Scan the entries that follow for the word "点击这里关注本站官方微信公众号每天签到领积分可兑换VIP会员", then report every line in which it appears.

Web page and app entries
===============

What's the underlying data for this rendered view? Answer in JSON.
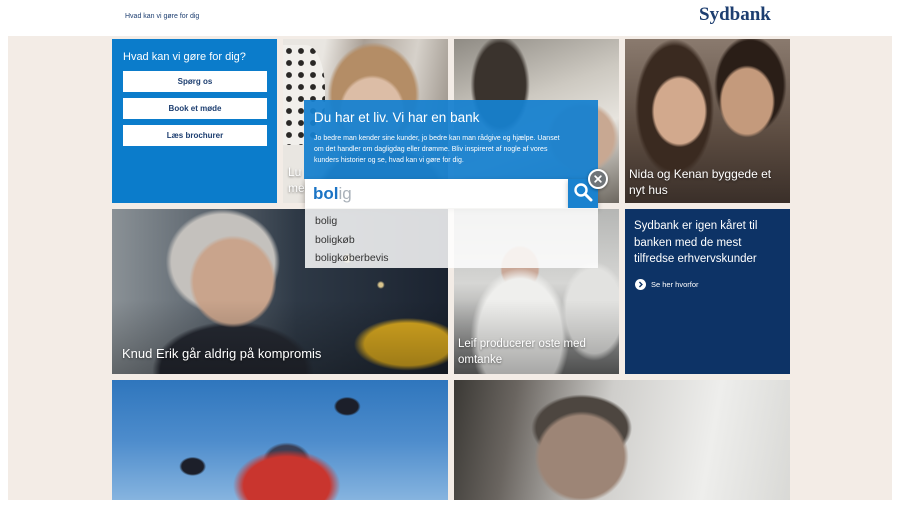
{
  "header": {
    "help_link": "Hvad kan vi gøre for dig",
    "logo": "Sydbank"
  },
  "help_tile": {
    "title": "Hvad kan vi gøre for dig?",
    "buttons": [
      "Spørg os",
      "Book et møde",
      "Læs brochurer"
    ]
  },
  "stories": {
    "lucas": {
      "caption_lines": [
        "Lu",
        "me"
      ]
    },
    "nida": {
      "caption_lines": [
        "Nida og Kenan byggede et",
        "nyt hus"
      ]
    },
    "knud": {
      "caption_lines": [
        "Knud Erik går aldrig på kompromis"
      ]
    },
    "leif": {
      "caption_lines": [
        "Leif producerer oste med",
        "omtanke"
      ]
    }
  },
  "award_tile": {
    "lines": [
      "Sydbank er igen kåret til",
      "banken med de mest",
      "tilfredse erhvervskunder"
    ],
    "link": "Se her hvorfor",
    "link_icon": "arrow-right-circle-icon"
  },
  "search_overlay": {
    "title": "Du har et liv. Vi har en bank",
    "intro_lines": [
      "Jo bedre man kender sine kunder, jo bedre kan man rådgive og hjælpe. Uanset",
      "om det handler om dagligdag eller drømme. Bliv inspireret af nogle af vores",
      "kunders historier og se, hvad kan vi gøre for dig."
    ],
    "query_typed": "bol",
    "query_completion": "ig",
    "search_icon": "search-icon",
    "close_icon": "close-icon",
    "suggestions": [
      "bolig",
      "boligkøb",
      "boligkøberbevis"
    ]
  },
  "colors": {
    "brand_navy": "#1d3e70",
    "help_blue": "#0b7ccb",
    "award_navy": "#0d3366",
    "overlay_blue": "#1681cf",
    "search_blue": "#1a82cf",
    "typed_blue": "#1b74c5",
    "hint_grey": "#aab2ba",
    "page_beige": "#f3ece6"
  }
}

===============

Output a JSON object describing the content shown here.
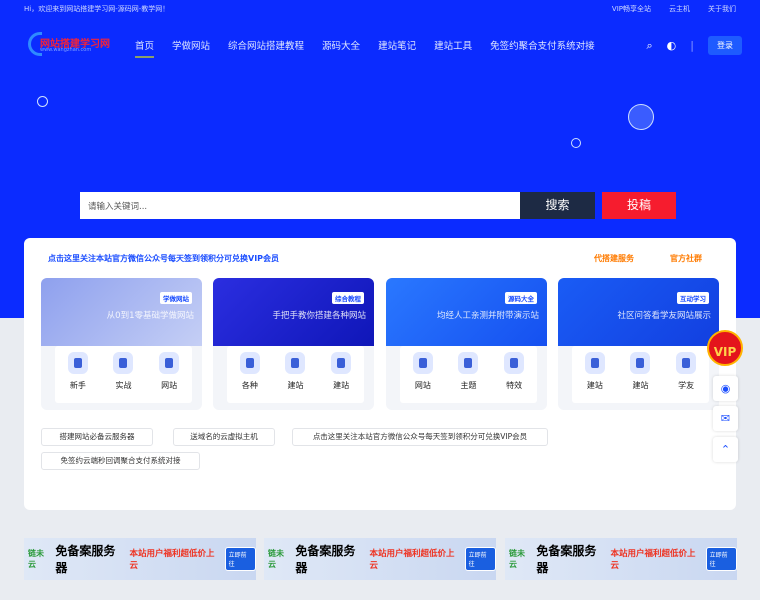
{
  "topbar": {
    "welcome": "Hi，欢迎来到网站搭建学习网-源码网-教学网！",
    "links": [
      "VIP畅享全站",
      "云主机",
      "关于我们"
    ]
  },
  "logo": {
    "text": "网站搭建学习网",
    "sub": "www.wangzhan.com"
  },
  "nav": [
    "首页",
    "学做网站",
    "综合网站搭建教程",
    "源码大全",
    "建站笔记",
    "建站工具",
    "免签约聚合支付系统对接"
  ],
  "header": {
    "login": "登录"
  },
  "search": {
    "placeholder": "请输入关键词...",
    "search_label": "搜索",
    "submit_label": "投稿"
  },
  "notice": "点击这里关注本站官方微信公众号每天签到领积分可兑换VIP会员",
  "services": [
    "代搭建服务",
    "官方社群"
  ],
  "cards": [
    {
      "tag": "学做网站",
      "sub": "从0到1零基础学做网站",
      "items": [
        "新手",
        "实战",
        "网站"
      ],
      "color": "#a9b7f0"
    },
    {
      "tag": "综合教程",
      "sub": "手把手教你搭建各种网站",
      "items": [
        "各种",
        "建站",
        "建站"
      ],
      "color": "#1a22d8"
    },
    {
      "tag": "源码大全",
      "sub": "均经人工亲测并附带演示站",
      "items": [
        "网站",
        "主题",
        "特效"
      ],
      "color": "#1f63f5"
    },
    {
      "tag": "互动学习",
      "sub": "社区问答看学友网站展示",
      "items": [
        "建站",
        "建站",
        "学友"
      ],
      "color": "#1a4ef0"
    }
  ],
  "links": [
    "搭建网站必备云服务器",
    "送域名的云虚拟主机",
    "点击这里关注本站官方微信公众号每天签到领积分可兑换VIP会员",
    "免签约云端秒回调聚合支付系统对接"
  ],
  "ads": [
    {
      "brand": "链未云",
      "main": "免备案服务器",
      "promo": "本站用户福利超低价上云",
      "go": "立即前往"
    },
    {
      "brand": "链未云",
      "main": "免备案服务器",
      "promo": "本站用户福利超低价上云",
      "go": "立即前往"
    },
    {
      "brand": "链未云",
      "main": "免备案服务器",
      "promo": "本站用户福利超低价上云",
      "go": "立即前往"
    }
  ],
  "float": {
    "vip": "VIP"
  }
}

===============

■ ANSWER TO THIS TASK
  "notice": "点击这里关注本站官方微信公众号每天签到领积分可兑换VIP会员",
    "点击这里关注本站官方微信公众号每天签到领积分可兑换VIP会员",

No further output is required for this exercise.